After being evicted from his last single-room occupancy hotel, Mr. Konkin camped outdoors until market operators offered to let him stay in the tepee in exchange for performing minor tasks. In recent weeks, when heavy rain battered Metro Vancouver, Mr. Konkin slept on two table tops stacked on each other to stay off the ground. An electric blanket keeps him warm.
He admits he wasn’t initially too enthusiastic about playing St. Nick.
“I didn’t come forward like, ‘Yeah, I want to be Santa,’” he said, with a laugh. “I was more like drafted. Probably because of my big, fat belly.”
He likes kids but never had any himself. He considers himself too much of a grump. He doubts that he’ll get many visits from children during his stint as St. Nick and actually kind of hopes they stay away from the Downtown Eastside.
“It stresses me, with all the young people doing the drugs [in this neighbourhood],” he said. “It’s been like an acceptable lifestyle here, and that’s what’s wrong. … Constance wants to get the place all nice for kids to be there, but as long as you have drug dealers there, it’s not going to be a safe place for kids.”

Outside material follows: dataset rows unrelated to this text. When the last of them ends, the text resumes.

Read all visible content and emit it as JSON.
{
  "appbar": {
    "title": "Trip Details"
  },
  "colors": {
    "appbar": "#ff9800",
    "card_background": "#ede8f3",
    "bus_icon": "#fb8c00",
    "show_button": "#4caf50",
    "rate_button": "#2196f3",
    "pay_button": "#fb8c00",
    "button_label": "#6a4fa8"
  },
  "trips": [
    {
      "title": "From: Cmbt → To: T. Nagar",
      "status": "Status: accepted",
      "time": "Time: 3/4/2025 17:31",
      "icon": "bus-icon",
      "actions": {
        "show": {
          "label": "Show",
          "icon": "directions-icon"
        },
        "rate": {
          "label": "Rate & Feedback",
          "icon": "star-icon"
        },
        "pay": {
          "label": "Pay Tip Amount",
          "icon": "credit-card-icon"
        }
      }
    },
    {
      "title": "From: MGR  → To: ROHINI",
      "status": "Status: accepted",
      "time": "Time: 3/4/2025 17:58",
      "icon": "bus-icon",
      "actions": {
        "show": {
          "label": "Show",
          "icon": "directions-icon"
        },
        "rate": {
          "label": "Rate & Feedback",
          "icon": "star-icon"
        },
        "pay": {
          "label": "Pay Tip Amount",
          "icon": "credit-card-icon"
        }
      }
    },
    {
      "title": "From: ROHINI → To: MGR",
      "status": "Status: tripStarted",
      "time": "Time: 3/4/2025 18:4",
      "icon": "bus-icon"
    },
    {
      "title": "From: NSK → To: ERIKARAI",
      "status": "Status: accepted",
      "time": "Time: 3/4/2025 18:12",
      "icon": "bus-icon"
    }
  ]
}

On opening night this past Friday, Mr. Konkin cheerfully donned his red suit and flowing white beard, tucking a piece of holly into his hat.

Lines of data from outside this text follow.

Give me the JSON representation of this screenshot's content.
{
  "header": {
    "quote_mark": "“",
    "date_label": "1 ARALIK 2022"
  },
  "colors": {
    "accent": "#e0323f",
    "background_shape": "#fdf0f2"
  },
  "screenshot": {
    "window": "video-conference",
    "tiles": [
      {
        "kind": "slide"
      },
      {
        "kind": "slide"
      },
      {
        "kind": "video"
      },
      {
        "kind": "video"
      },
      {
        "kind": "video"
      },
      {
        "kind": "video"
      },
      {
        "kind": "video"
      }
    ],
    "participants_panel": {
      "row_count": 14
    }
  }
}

“I did my research,” he said, “and Santa’s got to be happy all the time.”
Black shoe covers designed to look like boots conceal a hole accidentally burnt into his left shoe the night before from being placed too close to a fire to dry. He sits on the red recliner – Santa’s throne – which also folds out into a single bed that he sleeps on at night.
Joseph Rufus, a peer outreach worker at Culture Saves Lives, an organization that aims to reconnect Indigenous people to their roots, stops in and accepts an offer of a photo with Santa. He sits on one armrest, a helper dressed as a reindeer perches on the other and a snowman plops down on the floor in front of them. The photo is printed as he waits. He calls the initiative “awesome.”

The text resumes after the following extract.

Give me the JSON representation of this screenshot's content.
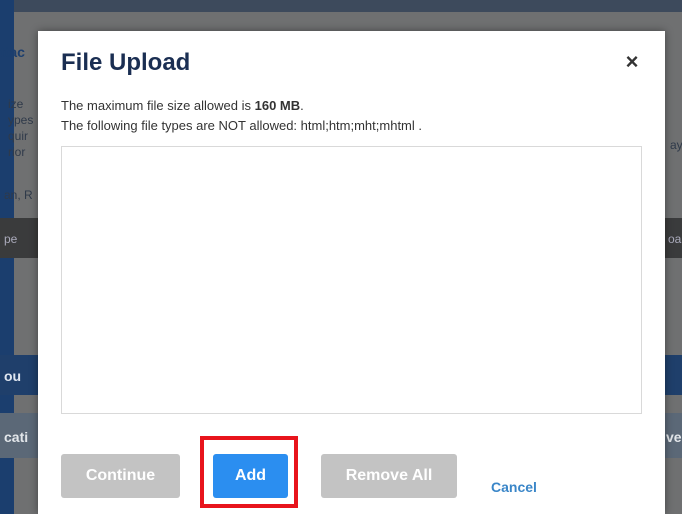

“This is the worst time of year for a lot of people – the holidays, not with their kids, estranged from their families, don’t have a sense of purpose, whatever it might be,” he said. “It lets people know that they matter, that they can still be in good spirits even though they’re down here.”
The grim milieu of the Downtown Eastside, hit particularly hard by Canada’s overdose crisis, can offer a profound sense of community support among grief and heartache. Mr. Rufus himself has lost his sister and father to drug overdoses this year.
The snowman pops her head off and lights a cigarette. Santa’s eyes follow a rat that scurries under a bank of portable toilets just outside the tepee.
Corey Lemieux stops in next. The 40-year-old was passing by and wondered what all the Christmas stuff was about. He takes a seat on Santa’s lap, wrapping an arm around him, and they laugh.
“There’s a lot of love in this part of the city, but people don’t always see it,” said Mr. Lemieux, the founder of Fathers for Thought, a fathers' group based in the Downtown Eastside. “If you walk around and just took two minutes to look, you would see it: People sharing socks, organizations giving out food. People who have just saved a life.”